> What you need to do
Return the records word for word. Pictures do not belong in the copy.
--- START ---
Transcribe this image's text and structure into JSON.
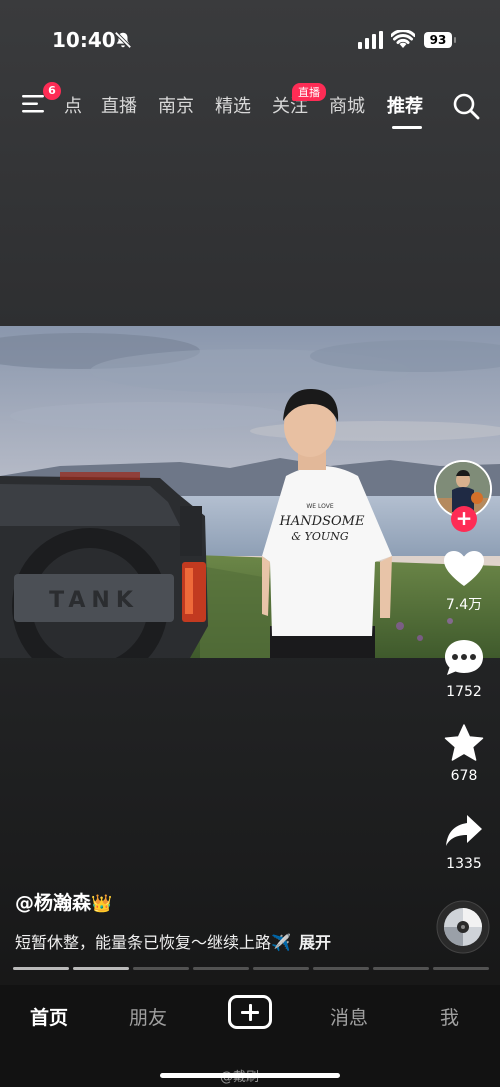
{
  "status_bar": {
    "time": "10:40",
    "battery": "93"
  },
  "top_nav": {
    "menu_badge": "6",
    "tabs": [
      {
        "label": "点"
      },
      {
        "label": "直播"
      },
      {
        "label": "南京"
      },
      {
        "label": "精选"
      },
      {
        "label": "关注"
      },
      {
        "label": "商城"
      },
      {
        "label": "推荐"
      }
    ],
    "active_tab": "推荐",
    "live_badge": "直播"
  },
  "video": {
    "shirt_text_line1": "WE LOVE",
    "shirt_text_line2": "HANDSOME",
    "shirt_text_line3": "& YOUNG",
    "plate_text": "TANK"
  },
  "right_rail": {
    "likes": "7.4万",
    "comments": "1752",
    "favorites": "678",
    "shares": "1335"
  },
  "post": {
    "author": "@杨瀚森",
    "author_emoji": "👑",
    "caption": "短暂休整，能量条已恢复～继续上路✈️",
    "expand_label": "展开",
    "progress_segments": 8,
    "progress_done": 2
  },
  "bottom_nav": {
    "home": "首页",
    "friends": "朋友",
    "messages": "消息",
    "me": "我"
  },
  "watermark": "@戴刷",
  "colors": {
    "accent": "#fe2c55",
    "background": "#1f2021"
  }
}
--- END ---
> Response box
Transcribe this image's text and structure into JSON.
{
  "status_bar": {
    "time": "10:40",
    "battery": "93"
  },
  "top_nav": {
    "menu_badge": "6",
    "tabs": [
      {
        "label": "点"
      },
      {
        "label": "直播"
      },
      {
        "label": "南京"
      },
      {
        "label": "精选"
      },
      {
        "label": "关注"
      },
      {
        "label": "商城"
      },
      {
        "label": "推荐"
      }
    ],
    "active_tab": "推荐",
    "live_badge": "直播"
  },
  "video": {
    "shirt_text_line1": "WE LOVE",
    "shirt_text_line2": "HANDSOME",
    "shirt_text_line3": "& YOUNG",
    "plate_text": "TANK"
  },
  "right_rail": {
    "likes": "7.4万",
    "comments": "1752",
    "favorites": "678",
    "shares": "1335"
  },
  "post": {
    "author": "@杨瀚森",
    "author_emoji": "👑",
    "caption": "短暂休整，能量条已恢复～继续上路✈️",
    "expand_label": "展开",
    "progress_segments": 8,
    "progress_done": 2
  },
  "bottom_nav": {
    "home": "首页",
    "friends": "朋友",
    "messages": "消息",
    "me": "我"
  },
  "watermark": "@戴刷",
  "colors": {
    "accent": "#fe2c55",
    "background": "#1f2021"
  }
}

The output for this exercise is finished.